** Opening Provided records block **

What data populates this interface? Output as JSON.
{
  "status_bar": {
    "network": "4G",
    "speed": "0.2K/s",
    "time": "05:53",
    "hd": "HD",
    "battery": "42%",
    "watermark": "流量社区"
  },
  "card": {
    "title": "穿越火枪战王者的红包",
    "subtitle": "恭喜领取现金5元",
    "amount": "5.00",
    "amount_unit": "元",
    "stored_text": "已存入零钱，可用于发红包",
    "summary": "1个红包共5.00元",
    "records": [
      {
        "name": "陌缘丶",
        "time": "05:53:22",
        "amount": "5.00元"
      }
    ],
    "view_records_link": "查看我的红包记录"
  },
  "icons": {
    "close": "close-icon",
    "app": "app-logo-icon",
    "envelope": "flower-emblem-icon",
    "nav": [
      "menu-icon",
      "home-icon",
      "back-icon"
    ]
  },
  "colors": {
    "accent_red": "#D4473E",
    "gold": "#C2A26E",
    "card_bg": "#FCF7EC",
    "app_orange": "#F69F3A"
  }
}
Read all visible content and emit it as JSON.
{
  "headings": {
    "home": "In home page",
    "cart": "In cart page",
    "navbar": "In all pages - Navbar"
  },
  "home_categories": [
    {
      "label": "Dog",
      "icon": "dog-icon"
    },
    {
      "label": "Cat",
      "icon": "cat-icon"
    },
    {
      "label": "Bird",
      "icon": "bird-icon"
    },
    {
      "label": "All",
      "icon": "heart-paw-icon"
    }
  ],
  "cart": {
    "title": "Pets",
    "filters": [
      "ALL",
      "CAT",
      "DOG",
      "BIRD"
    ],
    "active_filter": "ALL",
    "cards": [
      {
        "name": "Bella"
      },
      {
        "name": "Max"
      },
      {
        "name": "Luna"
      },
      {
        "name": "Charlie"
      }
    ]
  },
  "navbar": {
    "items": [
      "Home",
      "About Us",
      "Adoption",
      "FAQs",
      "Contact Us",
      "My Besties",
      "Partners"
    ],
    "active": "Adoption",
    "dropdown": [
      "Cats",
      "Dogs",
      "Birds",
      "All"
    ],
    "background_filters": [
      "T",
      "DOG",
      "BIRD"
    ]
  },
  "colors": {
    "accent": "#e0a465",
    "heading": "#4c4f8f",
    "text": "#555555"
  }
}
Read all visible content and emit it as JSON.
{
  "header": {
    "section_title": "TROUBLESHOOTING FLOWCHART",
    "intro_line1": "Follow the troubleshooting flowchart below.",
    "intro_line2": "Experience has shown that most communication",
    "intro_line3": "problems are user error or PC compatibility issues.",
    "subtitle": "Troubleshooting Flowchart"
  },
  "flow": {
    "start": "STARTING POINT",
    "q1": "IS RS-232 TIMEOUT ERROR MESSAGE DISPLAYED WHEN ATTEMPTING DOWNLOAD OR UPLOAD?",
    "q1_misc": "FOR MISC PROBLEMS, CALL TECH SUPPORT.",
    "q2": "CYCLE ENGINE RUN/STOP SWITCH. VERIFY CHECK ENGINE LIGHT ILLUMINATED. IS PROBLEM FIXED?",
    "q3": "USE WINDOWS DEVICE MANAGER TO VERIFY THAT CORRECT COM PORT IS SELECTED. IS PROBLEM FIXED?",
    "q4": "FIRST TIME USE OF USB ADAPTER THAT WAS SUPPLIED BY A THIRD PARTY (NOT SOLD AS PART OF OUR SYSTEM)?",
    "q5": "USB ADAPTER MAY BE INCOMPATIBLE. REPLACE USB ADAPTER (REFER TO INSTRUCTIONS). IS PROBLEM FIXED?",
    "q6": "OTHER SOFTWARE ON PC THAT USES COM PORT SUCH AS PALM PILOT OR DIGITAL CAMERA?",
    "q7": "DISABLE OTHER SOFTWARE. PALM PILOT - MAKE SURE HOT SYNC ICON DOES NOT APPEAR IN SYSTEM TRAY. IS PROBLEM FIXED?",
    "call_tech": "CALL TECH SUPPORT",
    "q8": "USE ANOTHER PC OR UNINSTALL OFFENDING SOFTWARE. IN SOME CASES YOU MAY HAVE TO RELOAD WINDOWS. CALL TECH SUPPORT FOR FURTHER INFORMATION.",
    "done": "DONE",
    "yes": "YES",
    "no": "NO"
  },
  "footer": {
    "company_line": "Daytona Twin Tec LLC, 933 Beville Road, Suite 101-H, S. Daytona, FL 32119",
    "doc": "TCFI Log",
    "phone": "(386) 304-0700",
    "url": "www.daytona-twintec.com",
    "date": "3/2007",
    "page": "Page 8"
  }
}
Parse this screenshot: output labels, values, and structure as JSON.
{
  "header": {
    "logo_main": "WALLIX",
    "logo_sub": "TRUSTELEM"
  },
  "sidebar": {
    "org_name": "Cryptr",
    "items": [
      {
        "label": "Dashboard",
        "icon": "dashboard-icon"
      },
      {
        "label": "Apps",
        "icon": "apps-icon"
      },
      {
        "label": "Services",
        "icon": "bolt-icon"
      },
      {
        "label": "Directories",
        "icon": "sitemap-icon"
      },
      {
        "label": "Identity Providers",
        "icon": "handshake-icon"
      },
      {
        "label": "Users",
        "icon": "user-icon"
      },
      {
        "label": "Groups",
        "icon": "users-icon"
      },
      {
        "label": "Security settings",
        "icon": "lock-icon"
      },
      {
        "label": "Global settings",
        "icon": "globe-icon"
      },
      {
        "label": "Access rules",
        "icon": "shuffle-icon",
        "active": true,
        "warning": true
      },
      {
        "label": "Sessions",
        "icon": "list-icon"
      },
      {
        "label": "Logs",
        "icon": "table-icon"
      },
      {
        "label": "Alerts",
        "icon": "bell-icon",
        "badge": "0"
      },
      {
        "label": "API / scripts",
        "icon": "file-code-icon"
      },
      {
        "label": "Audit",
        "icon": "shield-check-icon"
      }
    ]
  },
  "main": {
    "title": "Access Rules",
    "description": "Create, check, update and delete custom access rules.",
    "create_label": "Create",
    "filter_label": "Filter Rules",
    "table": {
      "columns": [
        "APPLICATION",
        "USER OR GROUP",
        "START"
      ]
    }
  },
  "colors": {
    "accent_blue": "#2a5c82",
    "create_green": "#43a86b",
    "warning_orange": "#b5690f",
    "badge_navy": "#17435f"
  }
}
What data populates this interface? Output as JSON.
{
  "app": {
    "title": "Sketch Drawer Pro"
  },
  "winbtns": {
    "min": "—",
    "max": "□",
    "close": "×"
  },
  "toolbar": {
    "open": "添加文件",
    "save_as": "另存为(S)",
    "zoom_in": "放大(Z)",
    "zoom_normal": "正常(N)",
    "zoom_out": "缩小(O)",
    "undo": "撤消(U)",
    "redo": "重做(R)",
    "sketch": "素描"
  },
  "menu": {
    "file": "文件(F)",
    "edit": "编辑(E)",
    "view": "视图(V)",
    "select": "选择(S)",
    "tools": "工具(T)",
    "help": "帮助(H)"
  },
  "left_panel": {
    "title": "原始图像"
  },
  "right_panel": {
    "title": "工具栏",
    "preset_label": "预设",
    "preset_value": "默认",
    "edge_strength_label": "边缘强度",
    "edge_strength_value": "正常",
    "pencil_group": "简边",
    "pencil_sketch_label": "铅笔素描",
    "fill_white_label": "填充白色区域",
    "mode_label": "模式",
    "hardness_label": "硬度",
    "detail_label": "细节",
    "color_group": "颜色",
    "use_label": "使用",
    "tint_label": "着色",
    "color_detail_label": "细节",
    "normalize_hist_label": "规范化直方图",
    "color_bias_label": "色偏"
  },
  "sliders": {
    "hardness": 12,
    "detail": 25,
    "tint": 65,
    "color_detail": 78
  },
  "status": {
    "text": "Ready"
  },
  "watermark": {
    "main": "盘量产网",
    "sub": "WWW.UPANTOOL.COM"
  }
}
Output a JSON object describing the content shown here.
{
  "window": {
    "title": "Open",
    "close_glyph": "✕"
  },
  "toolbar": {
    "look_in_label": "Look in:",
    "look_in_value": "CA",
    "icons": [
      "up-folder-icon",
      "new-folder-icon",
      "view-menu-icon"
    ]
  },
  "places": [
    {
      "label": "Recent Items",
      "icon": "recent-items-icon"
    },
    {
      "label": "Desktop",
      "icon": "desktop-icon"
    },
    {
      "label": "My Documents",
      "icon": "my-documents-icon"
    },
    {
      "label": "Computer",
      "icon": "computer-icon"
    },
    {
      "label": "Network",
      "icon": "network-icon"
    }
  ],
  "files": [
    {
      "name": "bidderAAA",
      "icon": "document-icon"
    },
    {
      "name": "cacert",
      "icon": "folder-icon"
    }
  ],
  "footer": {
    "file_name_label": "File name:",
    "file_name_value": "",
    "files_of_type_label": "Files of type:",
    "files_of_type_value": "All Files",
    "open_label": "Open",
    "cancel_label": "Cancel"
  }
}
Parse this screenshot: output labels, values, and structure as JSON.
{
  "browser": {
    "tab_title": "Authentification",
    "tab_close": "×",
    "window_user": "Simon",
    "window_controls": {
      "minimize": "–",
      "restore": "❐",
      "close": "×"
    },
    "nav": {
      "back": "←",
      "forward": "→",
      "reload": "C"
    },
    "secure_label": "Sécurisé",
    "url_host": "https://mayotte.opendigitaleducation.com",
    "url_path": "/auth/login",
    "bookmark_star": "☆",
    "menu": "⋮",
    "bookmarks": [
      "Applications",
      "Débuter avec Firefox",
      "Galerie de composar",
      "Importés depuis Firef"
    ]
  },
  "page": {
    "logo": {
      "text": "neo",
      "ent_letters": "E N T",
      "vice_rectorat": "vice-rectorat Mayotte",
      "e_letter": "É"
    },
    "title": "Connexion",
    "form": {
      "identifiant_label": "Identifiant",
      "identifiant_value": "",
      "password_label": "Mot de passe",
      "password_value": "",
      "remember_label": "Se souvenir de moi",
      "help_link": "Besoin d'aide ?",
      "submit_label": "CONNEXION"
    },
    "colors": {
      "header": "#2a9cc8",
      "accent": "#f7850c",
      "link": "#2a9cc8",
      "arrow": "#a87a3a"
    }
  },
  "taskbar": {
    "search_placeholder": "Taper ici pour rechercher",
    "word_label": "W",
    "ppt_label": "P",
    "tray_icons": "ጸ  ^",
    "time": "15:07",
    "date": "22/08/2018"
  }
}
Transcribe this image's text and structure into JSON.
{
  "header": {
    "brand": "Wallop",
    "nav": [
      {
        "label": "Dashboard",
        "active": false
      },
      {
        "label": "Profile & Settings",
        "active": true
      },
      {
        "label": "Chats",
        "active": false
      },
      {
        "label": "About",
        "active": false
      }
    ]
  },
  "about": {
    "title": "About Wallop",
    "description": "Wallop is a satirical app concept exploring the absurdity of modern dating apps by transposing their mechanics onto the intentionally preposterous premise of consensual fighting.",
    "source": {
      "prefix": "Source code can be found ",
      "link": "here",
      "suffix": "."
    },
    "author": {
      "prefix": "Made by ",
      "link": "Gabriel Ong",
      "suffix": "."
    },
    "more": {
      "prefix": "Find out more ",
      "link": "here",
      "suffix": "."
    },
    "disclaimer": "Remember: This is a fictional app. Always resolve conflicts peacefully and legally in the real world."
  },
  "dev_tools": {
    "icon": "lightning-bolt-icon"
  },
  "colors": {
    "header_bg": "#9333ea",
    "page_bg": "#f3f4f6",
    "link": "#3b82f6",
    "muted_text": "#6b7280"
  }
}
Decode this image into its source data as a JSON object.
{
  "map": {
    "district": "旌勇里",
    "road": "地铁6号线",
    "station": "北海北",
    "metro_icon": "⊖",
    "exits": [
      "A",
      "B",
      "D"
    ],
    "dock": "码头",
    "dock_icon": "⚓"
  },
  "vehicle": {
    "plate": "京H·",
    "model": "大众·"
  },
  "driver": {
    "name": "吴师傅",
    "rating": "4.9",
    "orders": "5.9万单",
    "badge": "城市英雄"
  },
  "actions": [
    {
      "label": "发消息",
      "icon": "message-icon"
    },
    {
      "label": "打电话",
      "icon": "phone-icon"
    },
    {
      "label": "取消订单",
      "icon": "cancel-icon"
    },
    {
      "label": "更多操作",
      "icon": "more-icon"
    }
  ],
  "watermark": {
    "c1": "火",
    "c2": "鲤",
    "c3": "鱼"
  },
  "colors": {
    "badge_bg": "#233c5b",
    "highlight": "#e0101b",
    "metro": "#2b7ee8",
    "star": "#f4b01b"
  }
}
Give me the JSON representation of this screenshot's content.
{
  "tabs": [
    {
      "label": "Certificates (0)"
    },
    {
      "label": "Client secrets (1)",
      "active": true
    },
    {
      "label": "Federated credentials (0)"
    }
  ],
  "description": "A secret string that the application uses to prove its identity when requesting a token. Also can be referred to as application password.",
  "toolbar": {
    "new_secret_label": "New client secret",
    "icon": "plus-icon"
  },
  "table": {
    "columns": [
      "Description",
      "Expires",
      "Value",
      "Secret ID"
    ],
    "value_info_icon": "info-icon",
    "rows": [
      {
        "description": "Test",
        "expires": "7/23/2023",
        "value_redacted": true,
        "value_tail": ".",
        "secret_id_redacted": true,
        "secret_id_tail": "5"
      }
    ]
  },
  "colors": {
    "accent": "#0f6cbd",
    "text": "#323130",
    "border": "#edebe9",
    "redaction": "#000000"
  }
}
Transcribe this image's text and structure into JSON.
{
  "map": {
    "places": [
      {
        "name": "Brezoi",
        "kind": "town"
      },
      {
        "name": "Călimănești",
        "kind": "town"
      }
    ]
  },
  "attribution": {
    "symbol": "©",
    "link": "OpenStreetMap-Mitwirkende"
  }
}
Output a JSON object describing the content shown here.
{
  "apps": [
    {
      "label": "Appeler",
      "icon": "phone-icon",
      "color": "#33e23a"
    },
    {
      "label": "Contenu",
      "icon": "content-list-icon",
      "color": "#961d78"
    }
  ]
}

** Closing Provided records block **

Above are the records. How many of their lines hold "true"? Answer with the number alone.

[Solution for this problem]:
6